Practices to live by:
self-awareness, high goals, confidence, discipline — and no excuses
The opening presentation by David Wall Rice, a professor of psychology at Morehouse College who works to understand and elicit “behavioral bests,” set the tone for the day. Rice provided a detailed analysis of an array of societal factors or “agencies” that tend to convince young black and Latino men that they are “the cultural other” and “less than” — including a lot of popular culture such as music and film that “allow for the persistence of the ‘Invisible Man’” (a reference to the famous 1952 novel by Ralph Ellison that examined issues facing African Americans in his era).
Rice also offered an array of strategies for overcoming myths and stereotypes, based on the work of his Identity Orchestration Research Lab at Morehouse. Underlying all the strategies was a focus on what he calls personality “orchestration”: being simultaneously “visible, balanced and healthy.”
An alumni panel featured two African American alumni — 1992 Bates graduate Robb Brown and 1998 Colby graduate Jay Scott-Harris— and one Latino alumnus, 2000 Bowdoin graduate Hajmil Carr; all of them successful entrepreneurs.
The alumni were candid about the stereotype challenges of both their days as college students and their business careers, offering many personal examples. Their stories about the business world demonstrated that even very successful careers involve encounters with adversity — sometimes heavy doses of it — and after a loss, winners immediately start looking for the next success. They urged the students to begin networking in college, rely heavily on the thinking skills their educations will cultivate and have great confidence in themselves.
A faculty panel was equally encouraging. Joseph Atkins, visiting assistant professor of psychology and coordinator of multicultural student programs at Colby, strongly recommended finding a faculty or administrative mentor and listening carefully to their advice on succeeding in studies. Tashia Bradley, associate dean of students at Colby, added that women can be very effective mentors for men, provided that men don’t impose their own stereotypes on women mentors, effectively trying to convert them into either mother figures or romantic interests. Marcus Bruce, a 1977 graduate of Bates who is now the institution’s Benjamin E. Mays Professor of Religious Studies, urged the students to find a “calling” and follow it devotedly. Brian Purnell, assistant professor of Africana studies at Bowdoin, urged the students to embrace being intellectual and deal with race-based questions.

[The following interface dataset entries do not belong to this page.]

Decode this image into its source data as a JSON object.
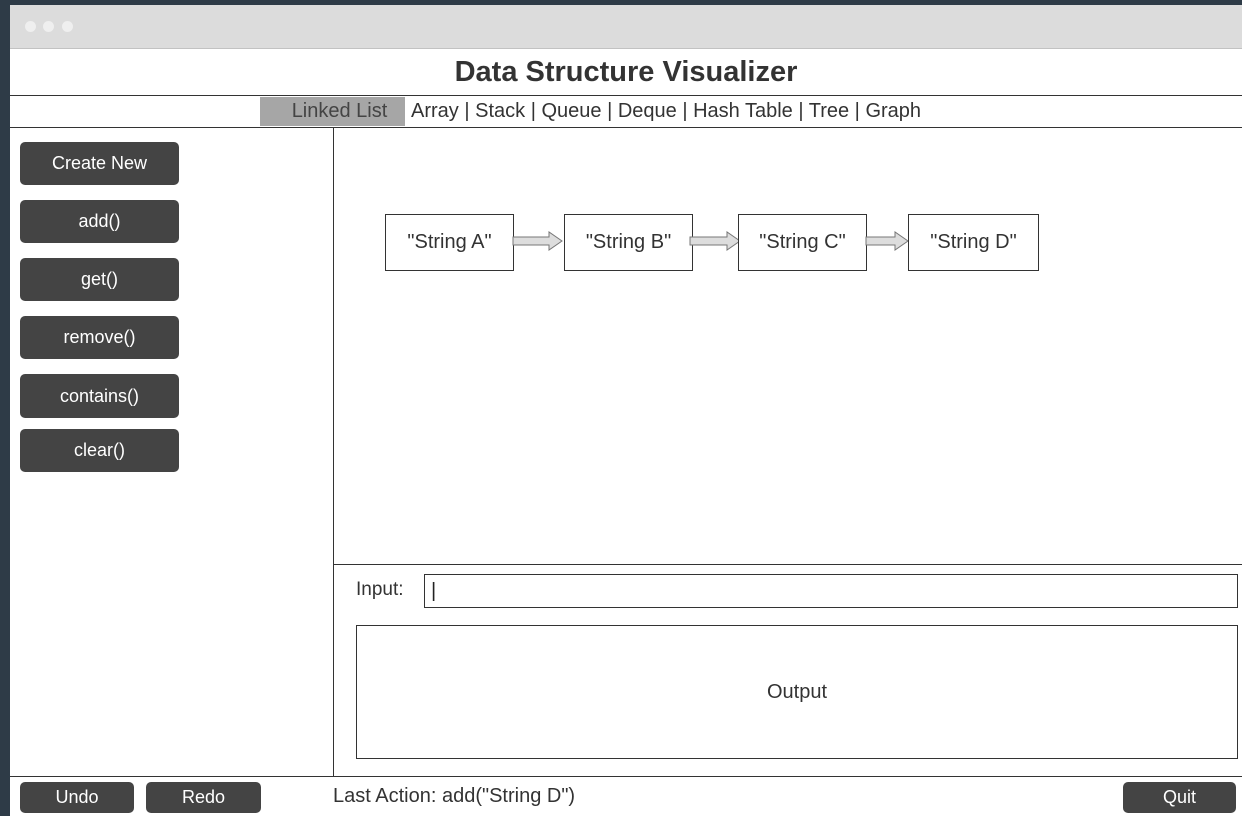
{
  "app": {
    "title": "Data Structure Visualizer"
  },
  "tabs": {
    "active": "Linked List",
    "items": [
      "Array",
      "Stack",
      "Queue",
      "Deque",
      "Hash Table",
      "Tree",
      "Graph"
    ],
    "separator": " | "
  },
  "sidebar": {
    "buttons": [
      "Create New",
      "add()",
      "get()",
      "remove()",
      "contains()",
      "clear()"
    ]
  },
  "linked_list": {
    "nodes": [
      "\"String A\"",
      "\"String B\"",
      "\"String C\"",
      "\"String D\""
    ]
  },
  "io": {
    "input_label": "Input:",
    "input_value": "|",
    "output_label": "Output"
  },
  "footer": {
    "undo_label": "Undo",
    "redo_label": "Redo",
    "last_action": "Last Action: add(\"String D\")",
    "quit_label": "Quit"
  },
  "colors": {
    "button_bg": "#444444",
    "active_tab_bg": "#a6a6a6",
    "titlebar_bg": "#dcdcdc",
    "desktop_bg": "#2e3b47"
  },
  "icons": {
    "window_controls": "traffic-light-dots",
    "node_link": "right-arrow-icon"
  }
}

The event concluded with a dinner presentation by Ozzie Jones, a 1992 Bates graduate who has become a successful theater and film writer and director. Focusing on the current state of opportunities and challenges for young black and Latino graduates of schools like Bates, Bowdoin and Colby, he contended that they have more opportunity than ever, though they may still face oppression and injustices — and many of their peers with less outstanding educations will encounter far more. “‘The machine’ [society’s power structure] loves ya’ll!,” he said several times. In the end, he added, participants have no excuse for holding themselves to any standard lower than great success.
Where to from here?
At the end of the day, just before a concluding dinner, Bates’ Ruiz was pleased with the results: “I found this to be a great group, and I found that the sense of estrangement I’ve often felt before and in college is not unique. We got really practical advice from people who’ve walked this path before us. The day has gone really well.” Ruiz added that he’s hoping the conference will become an annual event.
Jarred Kennedy-Loving, a Bowdoin first-year student from Boston, concurred. “I’m so happy today with everything we heard and discussed here,” he said. “Now it’s all about initiative: What are you going to do with what you learned here? At the end of the day, I want to make a difference on my campus.”